Even if the user disables the tracking feature on an app, some apps will still spy on it. Several popular iOS apps have been examined in this regard, and the result is not very reassuring.
Lockdown has tested popular apps on iPhones running the two latest operating systems, iOS 14.8 and iOS 15. They analyzed what personal information is available from the apps. It’s reassuring that as part of a technical change introduced with iOS 14.5, apps can no longer access the Identifier for Advertisers (IDFA) – a random identifier that Apple assigns to devices to track and identify user activity within apps and between apps. However, there is other information that can be used to identify a phone.

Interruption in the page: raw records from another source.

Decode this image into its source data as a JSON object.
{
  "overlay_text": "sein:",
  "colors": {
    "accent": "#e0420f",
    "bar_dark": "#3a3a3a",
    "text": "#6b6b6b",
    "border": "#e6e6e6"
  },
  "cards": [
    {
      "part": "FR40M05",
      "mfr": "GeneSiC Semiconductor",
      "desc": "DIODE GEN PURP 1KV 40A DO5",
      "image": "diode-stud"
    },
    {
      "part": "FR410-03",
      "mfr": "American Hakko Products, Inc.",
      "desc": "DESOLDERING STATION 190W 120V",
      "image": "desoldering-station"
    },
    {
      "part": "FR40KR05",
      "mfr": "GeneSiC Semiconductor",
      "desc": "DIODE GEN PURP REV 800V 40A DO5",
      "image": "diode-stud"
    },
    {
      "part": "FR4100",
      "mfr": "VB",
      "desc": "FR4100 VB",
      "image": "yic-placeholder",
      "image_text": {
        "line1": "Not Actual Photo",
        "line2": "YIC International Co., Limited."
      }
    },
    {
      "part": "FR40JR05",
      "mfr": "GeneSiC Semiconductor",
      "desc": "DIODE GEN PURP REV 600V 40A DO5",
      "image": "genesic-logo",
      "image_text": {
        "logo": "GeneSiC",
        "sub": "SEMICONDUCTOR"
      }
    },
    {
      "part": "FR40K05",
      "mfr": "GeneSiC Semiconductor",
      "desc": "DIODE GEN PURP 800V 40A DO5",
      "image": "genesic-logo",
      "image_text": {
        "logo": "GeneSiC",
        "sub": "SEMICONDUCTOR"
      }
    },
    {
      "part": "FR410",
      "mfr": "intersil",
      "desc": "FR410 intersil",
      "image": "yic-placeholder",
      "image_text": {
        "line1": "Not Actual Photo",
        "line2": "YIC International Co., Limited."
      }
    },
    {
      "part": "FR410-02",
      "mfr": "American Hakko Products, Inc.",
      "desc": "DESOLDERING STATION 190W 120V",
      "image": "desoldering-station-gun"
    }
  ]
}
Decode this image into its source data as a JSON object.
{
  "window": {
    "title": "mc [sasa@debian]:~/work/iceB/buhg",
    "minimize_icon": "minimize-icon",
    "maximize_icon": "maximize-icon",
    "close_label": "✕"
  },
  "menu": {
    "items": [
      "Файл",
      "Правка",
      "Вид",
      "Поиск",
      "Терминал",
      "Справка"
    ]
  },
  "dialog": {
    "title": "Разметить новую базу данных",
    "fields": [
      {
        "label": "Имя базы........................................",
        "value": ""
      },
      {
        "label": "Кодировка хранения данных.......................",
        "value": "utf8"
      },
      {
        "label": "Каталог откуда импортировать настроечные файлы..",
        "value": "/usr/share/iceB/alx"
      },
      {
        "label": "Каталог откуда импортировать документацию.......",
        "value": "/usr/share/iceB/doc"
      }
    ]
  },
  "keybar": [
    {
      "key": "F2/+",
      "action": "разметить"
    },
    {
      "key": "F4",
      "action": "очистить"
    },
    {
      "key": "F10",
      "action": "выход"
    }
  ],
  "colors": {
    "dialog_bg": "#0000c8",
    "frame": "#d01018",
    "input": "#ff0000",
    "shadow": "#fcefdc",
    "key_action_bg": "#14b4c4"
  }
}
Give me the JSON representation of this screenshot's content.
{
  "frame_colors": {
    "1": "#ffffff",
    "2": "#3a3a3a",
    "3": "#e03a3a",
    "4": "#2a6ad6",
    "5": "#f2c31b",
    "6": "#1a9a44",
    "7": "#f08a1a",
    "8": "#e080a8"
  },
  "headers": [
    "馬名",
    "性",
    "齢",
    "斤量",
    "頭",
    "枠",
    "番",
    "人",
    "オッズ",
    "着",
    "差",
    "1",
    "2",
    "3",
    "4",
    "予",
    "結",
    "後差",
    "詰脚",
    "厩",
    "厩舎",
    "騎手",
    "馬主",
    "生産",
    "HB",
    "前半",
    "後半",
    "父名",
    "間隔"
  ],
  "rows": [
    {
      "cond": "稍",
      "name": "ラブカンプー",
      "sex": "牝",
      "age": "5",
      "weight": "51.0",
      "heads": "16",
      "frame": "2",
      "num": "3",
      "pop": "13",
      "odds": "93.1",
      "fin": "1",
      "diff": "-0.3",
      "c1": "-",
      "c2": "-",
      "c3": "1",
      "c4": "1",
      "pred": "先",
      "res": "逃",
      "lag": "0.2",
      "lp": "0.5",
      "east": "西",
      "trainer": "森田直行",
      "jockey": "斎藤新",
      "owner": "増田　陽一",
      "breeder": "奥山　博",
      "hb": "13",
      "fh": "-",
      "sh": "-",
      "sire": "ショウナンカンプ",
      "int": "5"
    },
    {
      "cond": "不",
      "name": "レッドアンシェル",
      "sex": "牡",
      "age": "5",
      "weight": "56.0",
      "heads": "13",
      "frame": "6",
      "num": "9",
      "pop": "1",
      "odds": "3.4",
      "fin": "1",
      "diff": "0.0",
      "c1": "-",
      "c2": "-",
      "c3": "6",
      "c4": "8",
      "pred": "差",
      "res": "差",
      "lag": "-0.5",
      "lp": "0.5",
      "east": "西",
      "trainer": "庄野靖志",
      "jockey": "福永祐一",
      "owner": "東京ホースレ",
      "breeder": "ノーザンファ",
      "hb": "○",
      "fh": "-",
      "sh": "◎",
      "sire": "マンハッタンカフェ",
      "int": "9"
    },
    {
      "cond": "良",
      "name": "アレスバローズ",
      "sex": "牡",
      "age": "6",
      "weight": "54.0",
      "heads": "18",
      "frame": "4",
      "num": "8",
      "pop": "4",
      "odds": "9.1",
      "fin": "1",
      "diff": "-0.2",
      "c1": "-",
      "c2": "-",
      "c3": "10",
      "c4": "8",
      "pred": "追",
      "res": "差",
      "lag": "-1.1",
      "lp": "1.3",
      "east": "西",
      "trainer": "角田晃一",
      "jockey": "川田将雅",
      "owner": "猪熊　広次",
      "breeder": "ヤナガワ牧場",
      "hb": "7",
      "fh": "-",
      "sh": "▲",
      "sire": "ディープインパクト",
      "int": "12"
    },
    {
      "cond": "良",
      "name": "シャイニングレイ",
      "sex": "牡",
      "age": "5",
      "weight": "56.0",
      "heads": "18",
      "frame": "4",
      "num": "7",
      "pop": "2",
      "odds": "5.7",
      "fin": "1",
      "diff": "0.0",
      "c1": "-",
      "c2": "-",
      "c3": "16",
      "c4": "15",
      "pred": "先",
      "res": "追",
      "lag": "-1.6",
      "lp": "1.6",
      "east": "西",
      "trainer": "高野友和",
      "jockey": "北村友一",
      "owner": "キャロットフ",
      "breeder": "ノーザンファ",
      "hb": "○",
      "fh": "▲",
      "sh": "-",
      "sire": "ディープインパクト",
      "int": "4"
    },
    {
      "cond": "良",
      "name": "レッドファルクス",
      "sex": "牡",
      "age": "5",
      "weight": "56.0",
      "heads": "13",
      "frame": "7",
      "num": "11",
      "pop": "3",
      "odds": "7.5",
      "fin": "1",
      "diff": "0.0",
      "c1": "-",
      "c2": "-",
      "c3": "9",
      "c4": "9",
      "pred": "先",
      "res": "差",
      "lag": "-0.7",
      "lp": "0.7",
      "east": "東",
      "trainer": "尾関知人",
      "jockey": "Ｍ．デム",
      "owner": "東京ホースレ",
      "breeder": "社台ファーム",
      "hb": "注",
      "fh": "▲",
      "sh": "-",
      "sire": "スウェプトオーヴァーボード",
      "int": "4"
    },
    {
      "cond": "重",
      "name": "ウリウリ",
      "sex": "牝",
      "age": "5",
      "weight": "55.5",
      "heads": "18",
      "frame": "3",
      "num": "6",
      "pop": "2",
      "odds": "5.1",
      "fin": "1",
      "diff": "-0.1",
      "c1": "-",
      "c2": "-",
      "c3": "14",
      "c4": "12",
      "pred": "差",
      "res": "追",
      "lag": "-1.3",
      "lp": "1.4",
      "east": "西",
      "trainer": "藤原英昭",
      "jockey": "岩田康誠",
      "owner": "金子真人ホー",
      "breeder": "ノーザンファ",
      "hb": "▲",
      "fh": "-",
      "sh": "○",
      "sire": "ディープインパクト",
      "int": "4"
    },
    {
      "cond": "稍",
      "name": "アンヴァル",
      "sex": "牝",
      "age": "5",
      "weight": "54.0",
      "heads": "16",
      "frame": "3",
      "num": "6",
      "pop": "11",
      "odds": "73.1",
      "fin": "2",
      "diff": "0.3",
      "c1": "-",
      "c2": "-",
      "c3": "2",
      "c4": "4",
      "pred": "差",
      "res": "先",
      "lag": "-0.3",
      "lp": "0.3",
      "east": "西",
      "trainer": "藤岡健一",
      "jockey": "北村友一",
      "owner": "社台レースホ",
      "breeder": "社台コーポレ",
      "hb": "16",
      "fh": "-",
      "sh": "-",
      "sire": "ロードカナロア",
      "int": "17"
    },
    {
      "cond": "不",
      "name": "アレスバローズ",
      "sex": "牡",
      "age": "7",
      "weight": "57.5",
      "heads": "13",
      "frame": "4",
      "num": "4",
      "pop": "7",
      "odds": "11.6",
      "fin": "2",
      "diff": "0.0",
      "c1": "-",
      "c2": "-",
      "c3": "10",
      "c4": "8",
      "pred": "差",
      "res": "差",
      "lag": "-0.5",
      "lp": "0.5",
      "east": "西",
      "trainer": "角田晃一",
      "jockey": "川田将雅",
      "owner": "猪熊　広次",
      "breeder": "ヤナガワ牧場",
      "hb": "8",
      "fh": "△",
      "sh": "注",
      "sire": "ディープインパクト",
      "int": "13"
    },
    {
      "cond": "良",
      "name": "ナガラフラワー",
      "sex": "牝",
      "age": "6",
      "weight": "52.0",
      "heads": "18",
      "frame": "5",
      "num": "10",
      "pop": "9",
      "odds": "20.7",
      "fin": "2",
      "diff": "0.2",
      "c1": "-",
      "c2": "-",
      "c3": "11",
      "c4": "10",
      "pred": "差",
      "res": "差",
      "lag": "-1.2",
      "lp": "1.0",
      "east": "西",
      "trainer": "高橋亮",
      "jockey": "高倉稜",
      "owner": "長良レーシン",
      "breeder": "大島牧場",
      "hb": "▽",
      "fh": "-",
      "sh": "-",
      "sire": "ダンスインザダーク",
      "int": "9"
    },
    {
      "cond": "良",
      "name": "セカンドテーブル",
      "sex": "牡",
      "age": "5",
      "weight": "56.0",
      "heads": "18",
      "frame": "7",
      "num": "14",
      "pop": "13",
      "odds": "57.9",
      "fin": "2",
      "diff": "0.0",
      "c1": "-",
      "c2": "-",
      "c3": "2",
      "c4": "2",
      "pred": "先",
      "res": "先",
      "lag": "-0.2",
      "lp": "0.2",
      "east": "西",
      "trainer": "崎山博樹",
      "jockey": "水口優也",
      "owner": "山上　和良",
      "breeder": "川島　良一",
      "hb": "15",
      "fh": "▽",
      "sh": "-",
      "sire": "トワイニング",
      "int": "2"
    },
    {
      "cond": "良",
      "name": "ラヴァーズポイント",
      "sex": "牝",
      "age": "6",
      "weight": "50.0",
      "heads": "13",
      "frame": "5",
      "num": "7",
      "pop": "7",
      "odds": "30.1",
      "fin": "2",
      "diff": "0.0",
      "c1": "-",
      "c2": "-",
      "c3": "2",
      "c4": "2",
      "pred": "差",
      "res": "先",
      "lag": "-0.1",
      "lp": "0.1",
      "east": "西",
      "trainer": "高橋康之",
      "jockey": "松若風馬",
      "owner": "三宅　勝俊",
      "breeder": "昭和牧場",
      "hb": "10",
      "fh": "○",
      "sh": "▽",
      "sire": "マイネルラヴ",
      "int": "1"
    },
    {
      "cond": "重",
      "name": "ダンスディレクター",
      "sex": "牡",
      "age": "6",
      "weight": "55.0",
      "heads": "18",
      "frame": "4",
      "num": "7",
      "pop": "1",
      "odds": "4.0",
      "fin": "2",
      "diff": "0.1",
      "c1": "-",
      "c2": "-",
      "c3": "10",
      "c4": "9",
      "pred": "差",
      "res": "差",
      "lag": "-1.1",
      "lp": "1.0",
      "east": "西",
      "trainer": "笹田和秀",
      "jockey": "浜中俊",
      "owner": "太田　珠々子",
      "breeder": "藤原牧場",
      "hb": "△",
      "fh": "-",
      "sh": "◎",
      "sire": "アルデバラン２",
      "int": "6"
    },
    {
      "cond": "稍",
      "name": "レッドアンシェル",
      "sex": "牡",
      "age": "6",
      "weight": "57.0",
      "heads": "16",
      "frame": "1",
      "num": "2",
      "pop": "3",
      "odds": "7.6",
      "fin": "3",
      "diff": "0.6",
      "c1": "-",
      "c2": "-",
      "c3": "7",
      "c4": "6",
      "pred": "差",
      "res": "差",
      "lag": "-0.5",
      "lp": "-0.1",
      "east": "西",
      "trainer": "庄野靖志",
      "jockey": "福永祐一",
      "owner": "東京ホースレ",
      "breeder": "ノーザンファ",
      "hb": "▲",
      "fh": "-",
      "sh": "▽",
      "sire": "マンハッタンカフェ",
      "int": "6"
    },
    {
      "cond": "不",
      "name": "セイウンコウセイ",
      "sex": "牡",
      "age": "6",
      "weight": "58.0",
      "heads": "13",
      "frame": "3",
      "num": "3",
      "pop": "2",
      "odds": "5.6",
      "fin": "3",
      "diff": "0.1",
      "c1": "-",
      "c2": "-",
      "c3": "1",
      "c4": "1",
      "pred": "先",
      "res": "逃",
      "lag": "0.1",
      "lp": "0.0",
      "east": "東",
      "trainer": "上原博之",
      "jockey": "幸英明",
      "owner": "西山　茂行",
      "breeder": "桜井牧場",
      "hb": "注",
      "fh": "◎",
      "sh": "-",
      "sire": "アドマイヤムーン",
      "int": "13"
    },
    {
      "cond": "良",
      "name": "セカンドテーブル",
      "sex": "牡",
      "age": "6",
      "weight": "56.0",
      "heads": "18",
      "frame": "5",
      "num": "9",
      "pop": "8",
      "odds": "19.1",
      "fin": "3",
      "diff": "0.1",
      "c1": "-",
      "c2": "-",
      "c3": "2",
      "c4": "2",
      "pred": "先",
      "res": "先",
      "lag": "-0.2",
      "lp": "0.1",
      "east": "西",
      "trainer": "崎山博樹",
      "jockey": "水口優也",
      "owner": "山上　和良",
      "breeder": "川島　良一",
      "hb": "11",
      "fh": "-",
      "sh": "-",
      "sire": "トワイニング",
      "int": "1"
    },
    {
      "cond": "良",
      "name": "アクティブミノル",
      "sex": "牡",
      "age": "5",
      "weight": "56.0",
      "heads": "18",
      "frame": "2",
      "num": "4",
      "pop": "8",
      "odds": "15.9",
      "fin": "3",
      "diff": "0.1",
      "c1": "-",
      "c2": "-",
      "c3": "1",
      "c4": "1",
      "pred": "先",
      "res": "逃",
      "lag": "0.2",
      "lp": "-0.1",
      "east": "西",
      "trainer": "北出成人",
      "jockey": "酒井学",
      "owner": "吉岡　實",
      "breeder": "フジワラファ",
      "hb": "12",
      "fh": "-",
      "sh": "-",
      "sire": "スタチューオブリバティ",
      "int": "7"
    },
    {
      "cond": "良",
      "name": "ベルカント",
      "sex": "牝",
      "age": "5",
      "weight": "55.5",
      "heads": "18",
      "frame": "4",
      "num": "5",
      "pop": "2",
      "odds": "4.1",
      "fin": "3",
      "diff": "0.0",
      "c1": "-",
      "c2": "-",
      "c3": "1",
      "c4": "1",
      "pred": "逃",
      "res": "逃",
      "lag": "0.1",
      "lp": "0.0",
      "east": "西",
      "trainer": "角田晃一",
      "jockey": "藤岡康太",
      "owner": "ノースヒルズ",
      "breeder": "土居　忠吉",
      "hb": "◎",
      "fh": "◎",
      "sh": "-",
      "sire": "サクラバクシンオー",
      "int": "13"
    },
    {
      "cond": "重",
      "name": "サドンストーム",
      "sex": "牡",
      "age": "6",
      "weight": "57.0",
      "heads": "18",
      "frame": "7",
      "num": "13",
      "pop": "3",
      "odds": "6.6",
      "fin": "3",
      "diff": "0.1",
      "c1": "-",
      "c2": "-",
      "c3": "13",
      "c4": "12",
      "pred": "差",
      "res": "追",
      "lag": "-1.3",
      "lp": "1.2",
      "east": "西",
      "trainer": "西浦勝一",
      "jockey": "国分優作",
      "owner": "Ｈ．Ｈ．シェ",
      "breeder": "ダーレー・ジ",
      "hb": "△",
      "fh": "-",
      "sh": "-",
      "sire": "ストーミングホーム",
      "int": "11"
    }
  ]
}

For example, even though a popular iOS game called Subway Surfers is banned from tracking, the app sends detailed data about the iPhone to Zboga-owned game company Chartboost, including the user’s IP address, accessible storage space, current volume level (three decimal places). Even the battery charge level (to 15 decimal places). Two other popular iPhone games ( Run Rich 3D, Streamer Life!) revealed that he shared much-identifying information with advertising companies, even though the user had disabled tracking. Lockdown also found that two data trading companies, AppsFlyer and Kochava, have created settings that allow their customers to override user tracking settings.
It’s no coincidence that John Rock, a co-founder of Lockdown, a former iCloud engineer at Lockdown, puts it sharply in the case: “When it comes to shutting down third-party trackers, App Tracking Transparency is stupid. What’s worse if users are allowed to stop tracking, they will lock themselves into a false sense of security”.
Neither Lockdown nor the other privacy experts consulted by The Washington Post could say what happens to the data coming out of these apps, whether they were used to track users for targeted ads. Only application developers can explain what happens to the data.
Overall, that investigation found that iPhone’s tracking protection is nowhere near as reliable as Apple’s ads indicate. “If we find that a developer is ignoring a user’s choice, we’ll work with the developer to resolve the issue, but if that doesn’t work, we’ll remove the app in question from the App Store,” an Apple spokesman said. The Washington Post has shared the findings with Apple and was told to scan for the developers involved. A few weeks have passed since then, and everything has remained the same.